(15) Study For Liberty Displaying the Arts and Sciences, or The Genius of America Encouraging the Emancipation of the Blacks
(16) Shall I trust these men, and not this man?
Thematic Images of the Goddess of Liberty, or Libertas
Liberty Leading the People (Delacroix 1798)
Liberty, Equality, Fraternity, or Death to Tyrants
- Long live the Peoples (Alsace 1792)
In a chariot of light from the regions of the day,
The Goddess of Liberty came,
Ten thousand celestials directed her way,
And hither conducted the dame...
~ Thomas Paine, “The Liberty Tree”
Ralph Waldo Emerson writes in his journals about the “Spirit of America" in almost archetypal terms: “a living soul, which doth exist somewhere beyond the Fancy, to whom the Divinity hath assigned the care of this bright corner of the Universe.” Although he does not name this female divinity, he’s probably referring to the goddess Columbia/Liberty, who was popular in 19th-century as America’s newly emergent protectress of Liberty and Peace.
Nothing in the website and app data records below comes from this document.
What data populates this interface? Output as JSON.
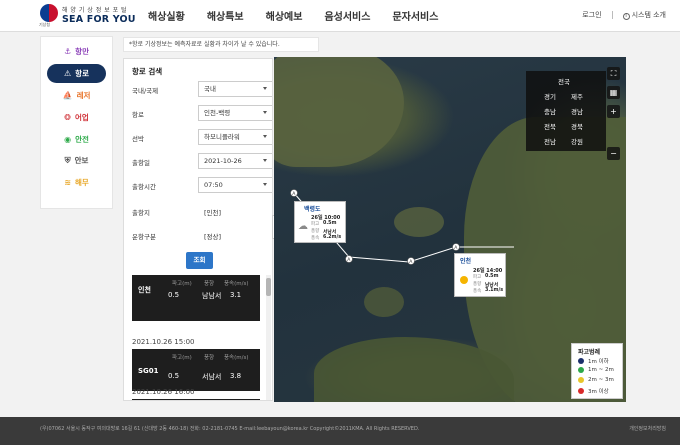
{
  "header": {
    "logo_sub": "해 양 기 상 정 보 포 털",
    "logo_main": "SEA FOR YOU",
    "emblem_label": "기상청",
    "nav": [
      "해상실황",
      "해상특보",
      "해상예보",
      "음성서비스",
      "문자서비스"
    ],
    "login": "로그인",
    "system_intro": "시스템 소개"
  },
  "sidebar": {
    "items": [
      {
        "label": "항만",
        "icon": "⚓",
        "color": "#8a3fb8"
      },
      {
        "label": "항로",
        "icon": "⚠",
        "color": "#ffffff"
      },
      {
        "label": "레저",
        "icon": "⛵",
        "color": "#e8742a"
      },
      {
        "label": "어업",
        "icon": "🐟",
        "color": "#d0343a"
      },
      {
        "label": "안전",
        "icon": "📶",
        "color": "#2eaa4a"
      },
      {
        "label": "안보",
        "icon": "🛡",
        "color": "#555555"
      },
      {
        "label": "해무",
        "icon": "≋",
        "color": "#e8a82a"
      }
    ]
  },
  "notice": "*항로 기상정보는 예측자료로 실황과 차이가 날 수 있습니다.",
  "search": {
    "title": "항로 검색",
    "fields": [
      {
        "label": "국내/국제",
        "value": "국내",
        "type": "select"
      },
      {
        "label": "항로",
        "value": "인천-백령",
        "type": "select"
      },
      {
        "label": "선박",
        "value": "하모니플라워",
        "type": "select"
      },
      {
        "label": "출항일",
        "value": "2021-10-26",
        "type": "select"
      },
      {
        "label": "출항시간",
        "value": "07:50",
        "type": "select"
      },
      {
        "label": "출항지",
        "value": "[인천]",
        "type": "text"
      },
      {
        "label": "운항구분",
        "value": "[정상]",
        "type": "text"
      }
    ],
    "button": "조회"
  },
  "results": {
    "headers": [
      "파고(m)",
      "풍향",
      "풍속(m/s)"
    ],
    "cards": [
      {
        "time": "",
        "station": "인천",
        "wave": "0.5",
        "dir": "남남서",
        "speed": "3.1"
      },
      {
        "time": "2021.10.26 15:00",
        "station": "SG01",
        "wave": "0.5",
        "dir": "서남서",
        "speed": "3.8"
      },
      {
        "time": "2021.10.26 16:00",
        "station": "",
        "wave": "",
        "dir": "",
        "speed": ""
      }
    ]
  },
  "map": {
    "regions": [
      "전국",
      "경기",
      "제주",
      "충남",
      "경남",
      "전북",
      "경북",
      "전남",
      "강원"
    ],
    "popups": [
      {
        "name": "백령도",
        "time": "26일 10:00",
        "wave_label": "파고",
        "wave": "0.5m",
        "dir_label": "풍향",
        "dir": "서남서",
        "speed_label": "풍속",
        "speed": "6.2m/s",
        "weather": "cloudy"
      },
      {
        "name": "인천",
        "time": "26일 14:00",
        "wave_label": "파고",
        "wave": "0.5m",
        "dir_label": "풍향",
        "dir": "남남서",
        "speed_label": "풍속",
        "speed": "3.1m/s",
        "weather": "sunny"
      }
    ],
    "legend": {
      "title": "파고범례",
      "items": [
        {
          "label": "1m 이하",
          "color": "#1b2f6b"
        },
        {
          "label": "1m ~ 2m",
          "color": "#2ea84a"
        },
        {
          "label": "2m ~ 3m",
          "color": "#e8c62a"
        },
        {
          "label": "3m 이상",
          "color": "#d92a2a"
        }
      ]
    },
    "route_markers": [
      "A",
      "A",
      "A",
      "A"
    ]
  },
  "footer": {
    "left": "(우)07062 서울시 동작구 여의대방로 16길 61 (신대방 2동 460-18)    전화: 02-2181-0745    E-mail:leebayoun@korea.kr    Copyright©2011KMA. All Rights RESERVED.",
    "right": "개인정보처리방침"
  }
}
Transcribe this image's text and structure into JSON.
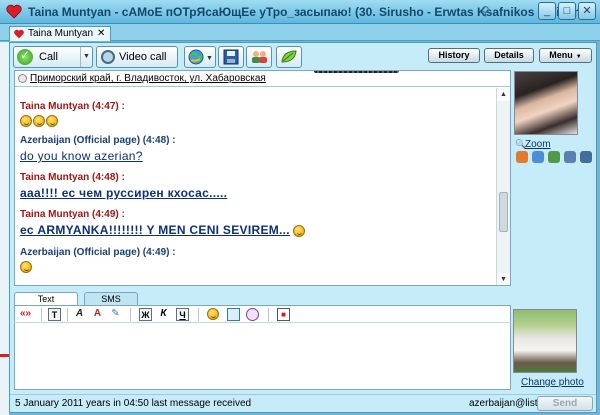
{
  "window": {
    "title": "Taina Muntyan - сАМоЕ пОТрЯсаЮщЕе уТро_засыпаю! (30. Sirusho - Erwtas Ksafnikos - Winamp)",
    "pin_icon": "pin-icon",
    "buttons": [
      "_",
      "□",
      "✕"
    ]
  },
  "tab": {
    "label": "Taina Muntyan",
    "close": "✕"
  },
  "toolbar": {
    "call_label": "Call",
    "video_label": "Video call",
    "history_label": "History",
    "details_label": "Details",
    "menu_label": "Menu",
    "dropdown_glyph": "▼"
  },
  "location": "Приморский край, г. Владивосток, ул. Хабаровская",
  "messages": [
    {
      "sender": "Taina Muntyan (4:47) :",
      "text": ""
    },
    {
      "sender": "Azerbaijan (Official page) (4:48) :",
      "text": "do you know azerian?"
    },
    {
      "sender": "Taina Muntyan (4:48) :",
      "text": "ааа!!!! ес чем руссирен кхосас....."
    },
    {
      "sender": "Taina Muntyan (4:49) :",
      "text": "ес ARMYANKA!!!!!!!! Y   MEN CENI SEVIREM..."
    },
    {
      "sender": "Azerbaijan (Official page) (4:49) :",
      "text": ""
    }
  ],
  "profile": {
    "zoom_label": "Zoom"
  },
  "input": {
    "tab_text": "Text",
    "tab_sms": "SMS",
    "fmt_bold": "Ж",
    "fmt_italic": "К",
    "fmt_underline": "Ч",
    "fmt_translit": "«»",
    "fmt_size": "Т"
  },
  "change_photo_label": "Change photo",
  "status": {
    "left": "5 January 2011 years in 04:50 last message received",
    "right": "azerbaijan@list.ru",
    "send_label": "Send"
  },
  "colors": {
    "title_bg": "#5fb6de",
    "sender_taina": "#a01616",
    "sender_azerbaijan": "#1a3f75",
    "link_text": "#0d2f78"
  }
}
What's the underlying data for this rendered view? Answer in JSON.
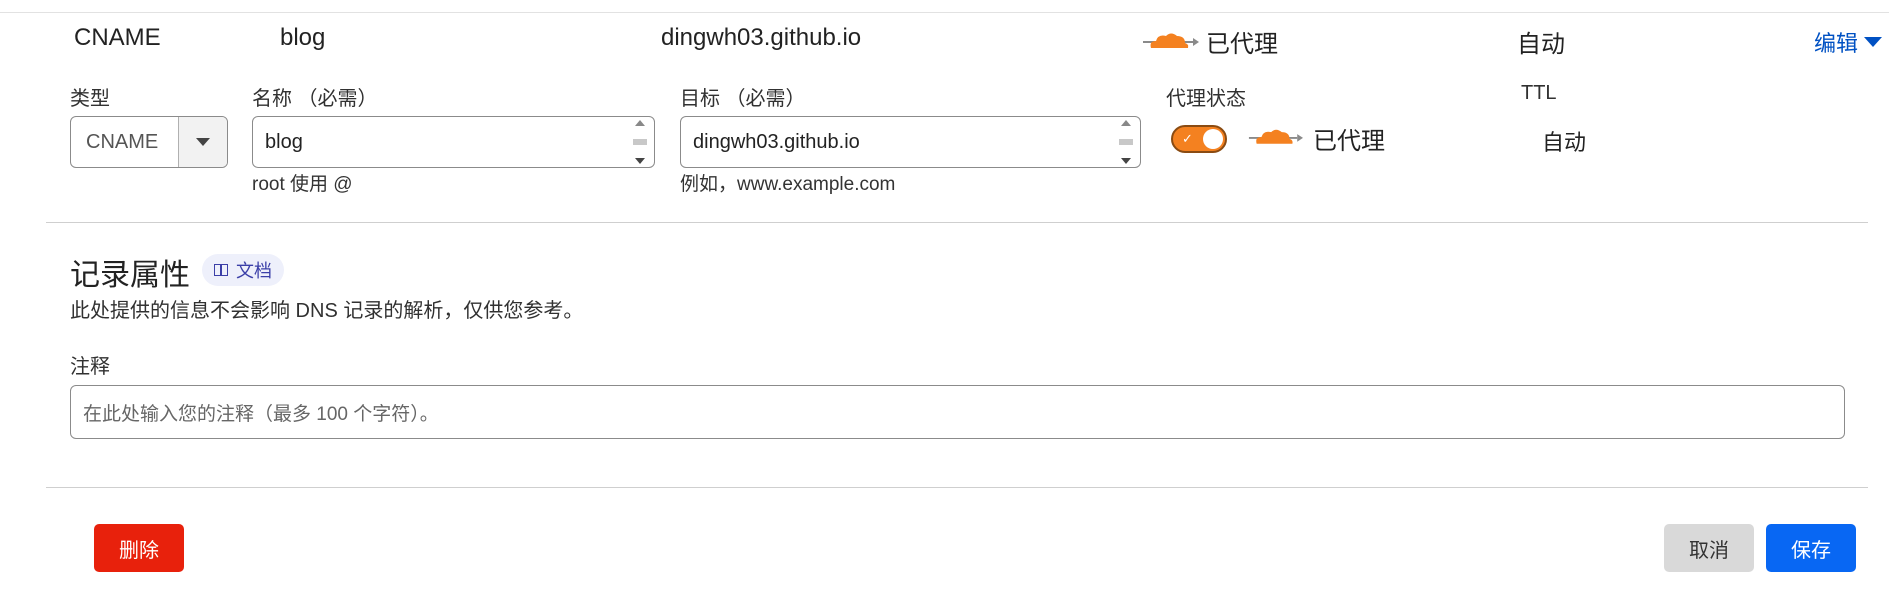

Thematic Images of the Goddess Minerva as America & the Statue of Freedom
Statue of Freedom, the bronze statue atop the U.S. Capitol dome in Washington, D.C. (Crawford and Mills 1855-1863). It was based upon the well-known iconography of “Libertas” first codified in eighteenth-century emblem books. During the French and American Revolutions, “Libertas” symbolized freedom from tyranny as is evident in the Paul Revere masthead for the Massachusetts Spy in 1781. Images below are of the goddess Minerva and the Statue of Freedom modeled upon her.
Thematic Images of the Goddess of Liberty & Statue of Liberty
Since her arm out of the dust has raised me
Beats my heart so boldly and serene;
And my cheek still tingles with her kisses,
Flushed and glowing where her lips have been.
Every word she utters, by her magic
Rises new-created, without flaw;
Harken to the tidings of my goddess,
Harken to the Sovereign, and adore!
~ Holderlin, “Hymn To Liberty”
It's coming from the women and the men
O baby, we'll be making love again
We'll be going down so deep
The river's going to weep
And the mountain's going to shout Amen!
It's coming like the tidal flood
Beneath the lunar sway
In amorous array
Democracy is coming to the U.S.A.
~ Leonard Cohen, “Democracy”
Thematic Images of the Angel of Liberty